PITTSFIELD — A private Pittsfield-based investment firm on a mission to revitalize the Berkshires has tapped chef Jeremy Berlin to lead its burgeoning culinary portfolio.
When Berlin joined Mill Town Capital as its executive chef about four months ago, he brought with him his impressive experience in the culinary field, including four years at Blantyre, in Lenox, and an eight-year stint working for renowned chef Gordon Ramsay in Los Angeles, New York and Las Vegas, that Berlin said was “fun and a great experience.” Berlin also spent a decade working at Michelin-starred restaurants, including Church & State Bistro in Los Angeles and Fleur De Sel and Le Bernardin in New York City.
Berlin, 43, said, simply put, Mill Town is a company investing in properties and businesses to achieve its goal. Mill Town’s stated mission is to expand and improve the quality of life in the Berkshires.
“I’m excited to get involved with Mill Town because of its community involvement and working to bring Pittsfield back on the map heavier,” he said.
Berlin, who earned his culinary degree from the French Culinary Institute (now the International Culinary Center), is the executive chef overseeing Mission Bar and Tapas, Gateways Inn, Bousquet, Bousquet Sport and The Camp by Bousquet on the other side of the Bousquet mountain. He is responsible for the menus, training the staff and the financial aspects at each venue, and “of anything food,” Berlin said, adding he will be making the rounds of the venues and will be wherever it’s the busiest.
“Each property will have its own chef/sous chef to take care of the daily business,” he said.
Under Berlin’s guidance, Mission Bar and Tapas reopened in early May, after closing in December due to the pandemic. The eatery, at 438 North St., originally opened in the early 2000s. Mill Town, he said, didn’t purchase the property where Mission is located, just the business.
“We started a new menu from scratch, but kept the name, Mission Bar and Tapas, and the same concept — small-plate appetizers,” he said.
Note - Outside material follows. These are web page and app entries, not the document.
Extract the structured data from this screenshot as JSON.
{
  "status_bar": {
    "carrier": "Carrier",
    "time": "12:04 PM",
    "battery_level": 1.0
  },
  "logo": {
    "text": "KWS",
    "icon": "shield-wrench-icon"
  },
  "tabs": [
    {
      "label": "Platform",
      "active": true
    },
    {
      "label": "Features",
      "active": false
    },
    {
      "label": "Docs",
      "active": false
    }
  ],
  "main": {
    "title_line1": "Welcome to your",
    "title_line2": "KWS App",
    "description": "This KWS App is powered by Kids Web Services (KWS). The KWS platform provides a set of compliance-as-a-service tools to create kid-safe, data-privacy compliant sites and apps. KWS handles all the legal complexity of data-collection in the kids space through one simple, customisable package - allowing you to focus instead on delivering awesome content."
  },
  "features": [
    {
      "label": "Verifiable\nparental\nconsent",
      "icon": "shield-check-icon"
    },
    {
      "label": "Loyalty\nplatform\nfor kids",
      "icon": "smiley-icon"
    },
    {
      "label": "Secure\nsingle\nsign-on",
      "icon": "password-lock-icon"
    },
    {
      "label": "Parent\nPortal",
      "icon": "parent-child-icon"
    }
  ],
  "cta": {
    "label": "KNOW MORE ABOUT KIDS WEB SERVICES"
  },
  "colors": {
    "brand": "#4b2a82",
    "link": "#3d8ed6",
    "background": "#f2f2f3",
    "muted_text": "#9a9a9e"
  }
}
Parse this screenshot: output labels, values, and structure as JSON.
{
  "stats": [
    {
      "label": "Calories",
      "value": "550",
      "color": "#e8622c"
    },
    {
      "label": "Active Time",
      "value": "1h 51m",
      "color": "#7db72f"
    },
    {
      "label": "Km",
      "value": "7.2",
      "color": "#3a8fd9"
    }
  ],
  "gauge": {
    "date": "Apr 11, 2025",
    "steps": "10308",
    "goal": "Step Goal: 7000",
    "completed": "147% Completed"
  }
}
Featured on the new menu are grilled Spanish octopus — octopus in espelette — and “a number of different pintxos” (skewers) such as warm roasted baby beets and Idiazabel cheese with champagne vinaigrette; white anchovy and Manzanilla olive and piparra long pepper; and chorizo and Manchego cheese with black mission fig. (All are four for $11 or six for $15.) Small plates include an heirloom tomato salad with burrata cheese, a sunflower seed pesto and a champagne vinaigrette.
Two different styles of paella are available — vegetable paella with roasted peppers, tomatoes, grilled zucchini, sofrito, bomba rice and saffron, and a seafood paella with calamari, octopus, shrimp, chorizo, sofrito, bomba rice and saffron — as well as chimichurri octopus with a lemon chimichurri vinaigrette, olive oil, crushed potato and pickled red onion.
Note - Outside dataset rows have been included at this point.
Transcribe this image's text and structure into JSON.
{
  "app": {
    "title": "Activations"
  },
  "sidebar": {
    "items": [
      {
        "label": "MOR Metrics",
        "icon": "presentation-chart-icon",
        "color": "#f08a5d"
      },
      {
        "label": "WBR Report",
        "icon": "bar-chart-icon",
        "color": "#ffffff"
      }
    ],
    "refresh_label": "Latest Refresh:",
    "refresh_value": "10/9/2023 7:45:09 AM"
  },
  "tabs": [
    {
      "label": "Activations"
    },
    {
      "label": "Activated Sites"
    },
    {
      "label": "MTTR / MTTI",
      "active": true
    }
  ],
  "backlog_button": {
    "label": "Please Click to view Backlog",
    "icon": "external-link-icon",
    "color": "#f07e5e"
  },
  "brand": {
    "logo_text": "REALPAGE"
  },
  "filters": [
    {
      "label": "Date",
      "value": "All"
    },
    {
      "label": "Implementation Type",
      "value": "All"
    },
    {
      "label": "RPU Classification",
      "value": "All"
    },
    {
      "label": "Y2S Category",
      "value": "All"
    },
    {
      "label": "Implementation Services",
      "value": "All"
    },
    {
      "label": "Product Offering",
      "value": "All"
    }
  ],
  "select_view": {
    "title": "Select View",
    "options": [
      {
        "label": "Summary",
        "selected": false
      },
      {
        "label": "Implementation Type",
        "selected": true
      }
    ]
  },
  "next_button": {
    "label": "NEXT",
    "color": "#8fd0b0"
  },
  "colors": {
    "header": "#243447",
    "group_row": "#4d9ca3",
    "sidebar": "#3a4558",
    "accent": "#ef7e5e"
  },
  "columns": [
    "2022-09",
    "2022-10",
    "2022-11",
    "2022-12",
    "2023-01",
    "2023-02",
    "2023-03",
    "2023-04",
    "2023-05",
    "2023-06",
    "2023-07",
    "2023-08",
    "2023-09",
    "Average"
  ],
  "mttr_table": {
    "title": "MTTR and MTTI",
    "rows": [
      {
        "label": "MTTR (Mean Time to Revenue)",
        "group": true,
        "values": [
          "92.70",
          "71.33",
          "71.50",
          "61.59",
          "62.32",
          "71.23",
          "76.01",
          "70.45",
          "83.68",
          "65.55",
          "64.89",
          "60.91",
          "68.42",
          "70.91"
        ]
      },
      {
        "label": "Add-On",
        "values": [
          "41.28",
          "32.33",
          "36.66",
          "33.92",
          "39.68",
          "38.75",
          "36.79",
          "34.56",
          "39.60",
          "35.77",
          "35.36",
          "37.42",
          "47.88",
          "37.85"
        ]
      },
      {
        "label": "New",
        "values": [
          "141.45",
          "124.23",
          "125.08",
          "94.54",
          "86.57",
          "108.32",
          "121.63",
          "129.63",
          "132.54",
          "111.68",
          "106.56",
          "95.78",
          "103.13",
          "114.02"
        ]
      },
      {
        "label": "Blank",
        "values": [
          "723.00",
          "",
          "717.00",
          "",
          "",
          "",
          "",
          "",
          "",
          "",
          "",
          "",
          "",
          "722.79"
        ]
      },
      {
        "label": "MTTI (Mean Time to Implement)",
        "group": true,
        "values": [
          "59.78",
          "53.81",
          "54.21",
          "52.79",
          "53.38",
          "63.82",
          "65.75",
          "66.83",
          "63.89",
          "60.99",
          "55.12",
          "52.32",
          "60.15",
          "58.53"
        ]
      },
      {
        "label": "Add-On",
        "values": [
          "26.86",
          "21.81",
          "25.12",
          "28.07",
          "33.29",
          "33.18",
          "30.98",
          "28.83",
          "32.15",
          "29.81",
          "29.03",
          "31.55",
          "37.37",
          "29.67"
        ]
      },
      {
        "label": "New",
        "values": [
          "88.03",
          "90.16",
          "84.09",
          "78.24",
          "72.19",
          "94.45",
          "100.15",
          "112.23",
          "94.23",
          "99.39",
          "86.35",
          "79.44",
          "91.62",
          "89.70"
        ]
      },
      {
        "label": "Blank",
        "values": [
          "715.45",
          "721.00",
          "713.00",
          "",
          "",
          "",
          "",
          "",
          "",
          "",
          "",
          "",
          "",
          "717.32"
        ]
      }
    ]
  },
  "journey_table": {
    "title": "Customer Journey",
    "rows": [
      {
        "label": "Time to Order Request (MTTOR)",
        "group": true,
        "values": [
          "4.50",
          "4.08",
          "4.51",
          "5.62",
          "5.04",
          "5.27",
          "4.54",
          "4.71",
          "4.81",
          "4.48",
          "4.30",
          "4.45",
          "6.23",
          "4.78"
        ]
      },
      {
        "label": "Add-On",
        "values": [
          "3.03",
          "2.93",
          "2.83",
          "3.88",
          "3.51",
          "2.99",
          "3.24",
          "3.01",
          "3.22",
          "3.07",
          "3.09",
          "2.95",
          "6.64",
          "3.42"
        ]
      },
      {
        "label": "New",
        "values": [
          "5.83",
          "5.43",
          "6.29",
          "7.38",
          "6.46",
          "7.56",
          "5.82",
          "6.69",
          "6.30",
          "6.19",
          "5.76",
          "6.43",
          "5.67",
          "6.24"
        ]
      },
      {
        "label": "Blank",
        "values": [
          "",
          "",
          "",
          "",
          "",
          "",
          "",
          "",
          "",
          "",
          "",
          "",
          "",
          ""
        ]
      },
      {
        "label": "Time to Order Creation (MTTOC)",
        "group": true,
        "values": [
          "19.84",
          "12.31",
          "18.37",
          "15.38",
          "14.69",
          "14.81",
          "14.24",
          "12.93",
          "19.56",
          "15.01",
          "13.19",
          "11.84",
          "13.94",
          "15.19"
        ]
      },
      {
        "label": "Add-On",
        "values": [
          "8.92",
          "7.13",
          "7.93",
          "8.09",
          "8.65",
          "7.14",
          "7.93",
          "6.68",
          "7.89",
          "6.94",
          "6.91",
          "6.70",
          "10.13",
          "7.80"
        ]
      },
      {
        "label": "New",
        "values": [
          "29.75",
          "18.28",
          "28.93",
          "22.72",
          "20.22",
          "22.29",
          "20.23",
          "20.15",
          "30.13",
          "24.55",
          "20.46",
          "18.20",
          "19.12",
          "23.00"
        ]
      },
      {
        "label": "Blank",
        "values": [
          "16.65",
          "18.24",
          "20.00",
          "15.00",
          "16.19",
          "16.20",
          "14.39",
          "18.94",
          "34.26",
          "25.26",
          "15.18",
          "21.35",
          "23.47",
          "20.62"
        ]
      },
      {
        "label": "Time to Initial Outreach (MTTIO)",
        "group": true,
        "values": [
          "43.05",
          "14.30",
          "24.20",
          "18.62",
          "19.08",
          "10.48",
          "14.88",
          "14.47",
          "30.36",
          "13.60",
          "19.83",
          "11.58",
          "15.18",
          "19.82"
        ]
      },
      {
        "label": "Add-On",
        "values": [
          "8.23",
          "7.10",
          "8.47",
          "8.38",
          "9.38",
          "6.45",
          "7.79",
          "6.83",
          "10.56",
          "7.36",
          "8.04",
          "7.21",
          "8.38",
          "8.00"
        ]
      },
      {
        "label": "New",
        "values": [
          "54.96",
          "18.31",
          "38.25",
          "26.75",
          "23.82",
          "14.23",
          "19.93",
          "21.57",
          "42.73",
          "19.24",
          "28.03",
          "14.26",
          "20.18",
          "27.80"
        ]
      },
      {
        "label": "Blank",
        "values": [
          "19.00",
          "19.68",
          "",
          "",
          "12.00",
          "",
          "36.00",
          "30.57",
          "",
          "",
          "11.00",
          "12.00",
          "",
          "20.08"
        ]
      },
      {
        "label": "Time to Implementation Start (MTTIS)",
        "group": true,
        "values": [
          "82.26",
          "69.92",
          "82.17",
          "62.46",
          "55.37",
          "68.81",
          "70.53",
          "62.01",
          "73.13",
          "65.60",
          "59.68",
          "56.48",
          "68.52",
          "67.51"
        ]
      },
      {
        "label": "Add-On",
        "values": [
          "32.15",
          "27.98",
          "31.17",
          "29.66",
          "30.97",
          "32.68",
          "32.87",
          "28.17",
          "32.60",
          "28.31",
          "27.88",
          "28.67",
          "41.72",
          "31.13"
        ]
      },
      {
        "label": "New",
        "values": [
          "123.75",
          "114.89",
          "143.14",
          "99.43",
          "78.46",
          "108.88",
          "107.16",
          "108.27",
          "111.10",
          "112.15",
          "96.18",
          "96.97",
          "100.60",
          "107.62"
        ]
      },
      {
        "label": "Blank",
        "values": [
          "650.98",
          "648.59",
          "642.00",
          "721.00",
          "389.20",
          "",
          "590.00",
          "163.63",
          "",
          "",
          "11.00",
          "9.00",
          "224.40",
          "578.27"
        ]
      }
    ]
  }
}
Prices for the appetizers/small plates range from $5 to $15; entrees from $19 to $25. Mission now has a full alcohol license.
Berlin said he is working on a fall/winter menu that will debut in late September.
“We’ll be adjusting the paella and deleting the octopus and adding another seafood option,” he said, “We’re also going to delete the tomato salad and add a baby beet salad.”
The dining room and kitchen were recently remodeled, Berlin said, allowing for seating for 48 in the dining room, plus an additional 12 seats on the patio. Plans for the future include adding brunch on Saturday and Sunday and offering small catering.
Under current state COVID-19 guidelines, there is no social distancing and guests do not need to wear masks. Staff members are masked and paper menus are used; sanitizer is available. “These measures are for the safety of staff and guests,” Berlin said.
Live music is offered on Thursdays and Mondays, “and occasionally other nights,” Berlin said, adding “a fair variety of music” is offered. Although the restaurant currently closes at 9 p.m., and the bar at 10 p.m., Berlin sees the hours expanding in the future.
“If we’re busy, we’ll stay open later,” he said. “It’s been getting busier lately and there is a demand to stay open later.”